Thousands of albatrosses die needlessly every year as the victims of longling fishing. They are attracted to the baited hooks, get caught and are dragged under the water and drown.
Fishermen are often unaware of the simple, cost effective techniques that when used rapidly reduce albatross deaths.
In 2005, along with a number of our BirdLife International partners, the Albatross Task Force was formed. These men and women are the world's first international team of skilled, at-sea instructors.
Since their formation, there have been a dramatic reduction in the numbers of albatross and other seabirds killed. This is a sure sign that Albatross Task Force members really are getting something practical done to help save albatrosses from extinction.
This blog follows the trials and tribulations of the Albatross Task Force as they work onshore and at sea, spreading the message about these life-saving techniques.
I just got back from a trip on a South African longliner that targets swordfish and tuna. The trip was two and a half weeks long and took place off the west coast of South Africa.
Five albatrosses were accidentally caught on the longline. Four of them were dead, as they were caught while the vessel was putting out the baited line and will have drowned as the hooks sank.
The other was an Atlantic yellow-nosed albatross that was hooked in his wing during the hauling in of the line and this one was released alive. We also caught and released a leatherback turtle and a female Cape fur seal.
We tried two different Tori lines (streamers) and together with the crew came up with some ideas of how to reduce the bird catch, especially on the full moon nights (the period when all the dead birds were caught).
We also looked at how to prevent the Tori from getting entangled with the longline, which is the main problem for these fishermen.

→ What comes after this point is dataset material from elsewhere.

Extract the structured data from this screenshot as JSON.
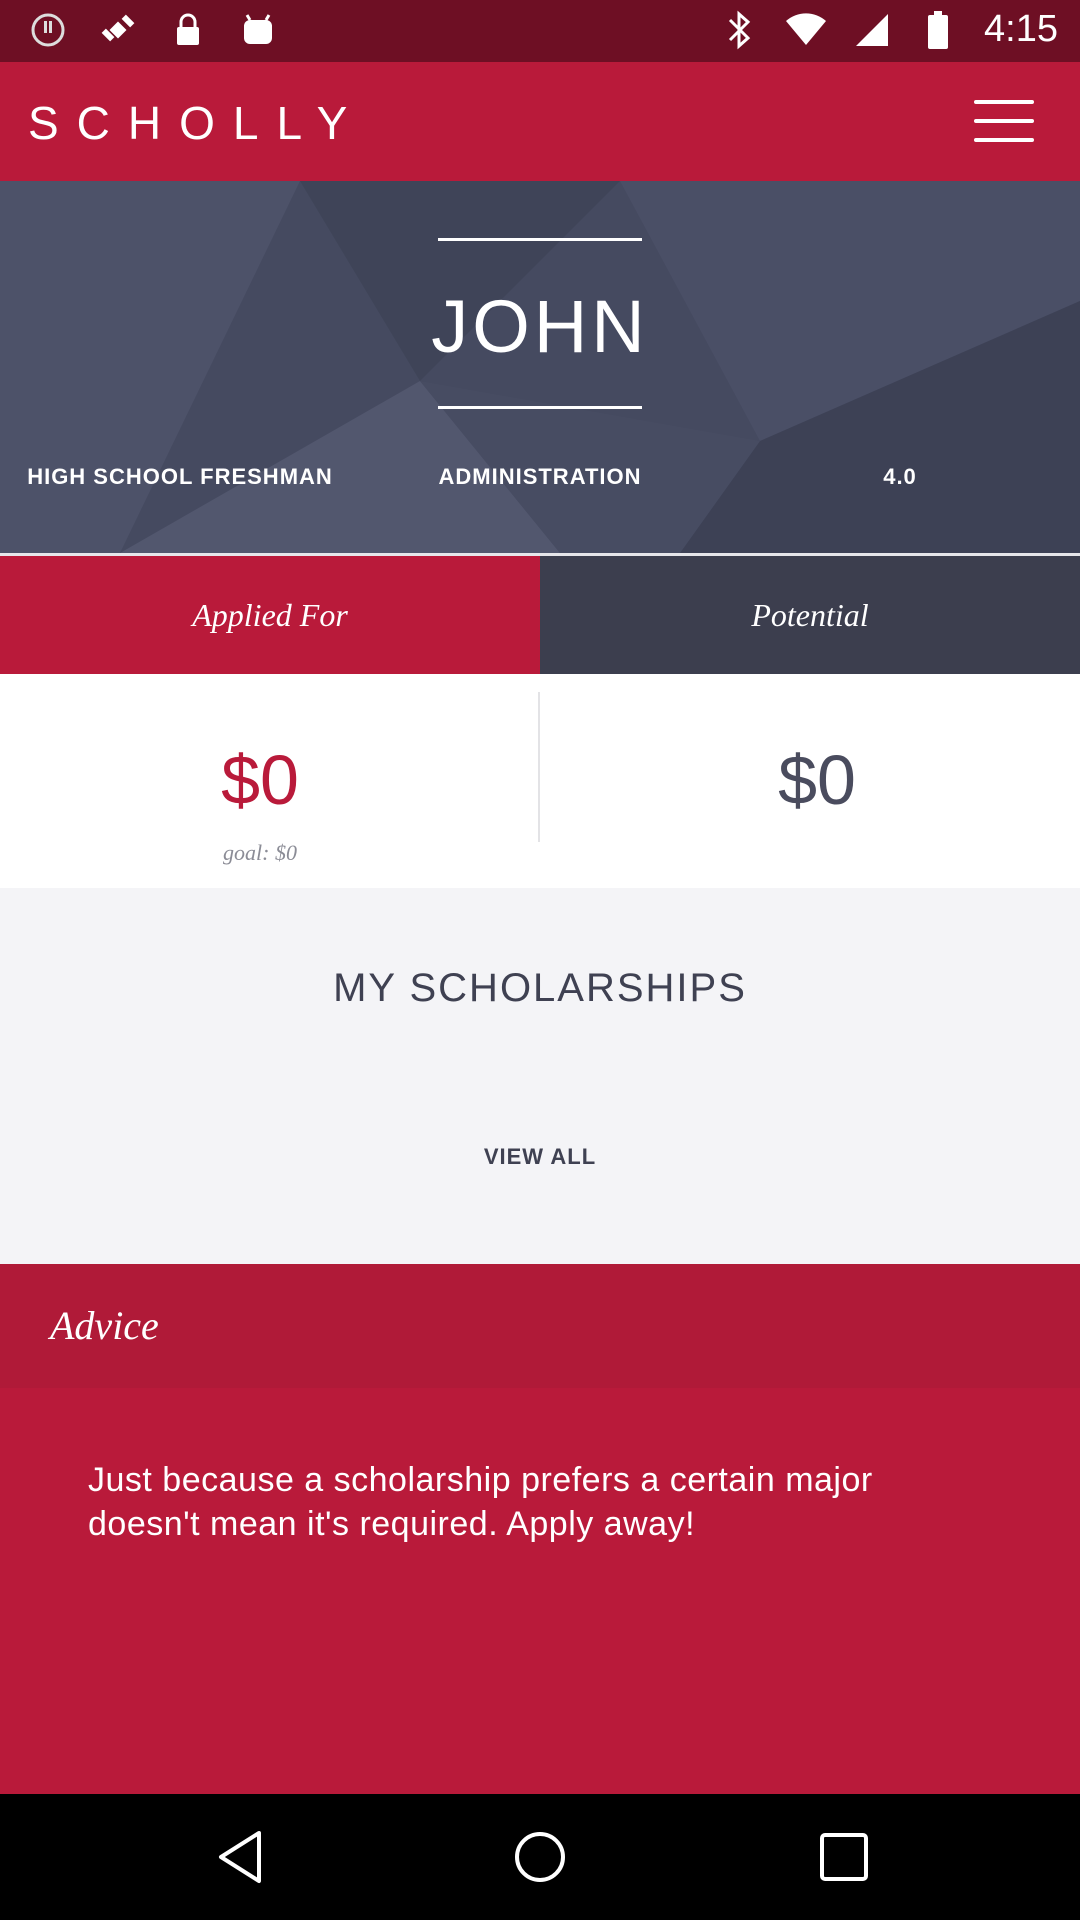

Two of the birds were caught the same day the Tori broke (only a couple of hours later), which shows how effective these streamers can be.
The crew was very helpful and I even appointed the Chief Engineer as a 'Bird Officer'! He will keep me informed on the bird bycatch on their next trips and bring me samples of any albatross that are accidentally caught.
I hope that now the crew has some new ideas and techniques, future trips will not catch so many albatrosses.
We have 75 confirmed attendees for the hake longline workshop this week, which includes boat owners, skippers, crew and representatives from Marine and Coastal Management. I’m looking forward to building a relationship with this group.
Currently, this type of longline sinks very slowly, and the workshop will present a number of options for increasing the speed the bait sinks beyond the reach of albatrosses, without impacting on the number of hake fish caught. There is a delicate balance to be struck here, and this is why it is so important to work with the fisheries, to be certain that we understand their needs, as they understand ours.
I’ve also been running a series of workshops for scientific observers. These much-needed observers will spend time at-sea, collecting data from fisheries and recording bycatch. A high percentage of bycatch around the world goes unrecorded, and scientists therefore use the best available data from observers and fleets that do report, to estimate the world’s total seabird bycatch. More observer data will therefore enable scientists to estimate bycatch more accurately in the future.
So, that’s my latest - and I even found time for a quick trip to Namibia, where fishermen are interested in learning more about albatross-friendly techniques. Never a dull moment!
I'm out at sea on a tuna longliner, where we will test streamer lines and different ways to get the lines and bait to sink faster, beyond the reach of the albatrosses.
I'll also be monitoring and counting which types of seabirds are following the boat as they fish.
I will be back in the next week or so and will update my diary with new photos and information about this trip.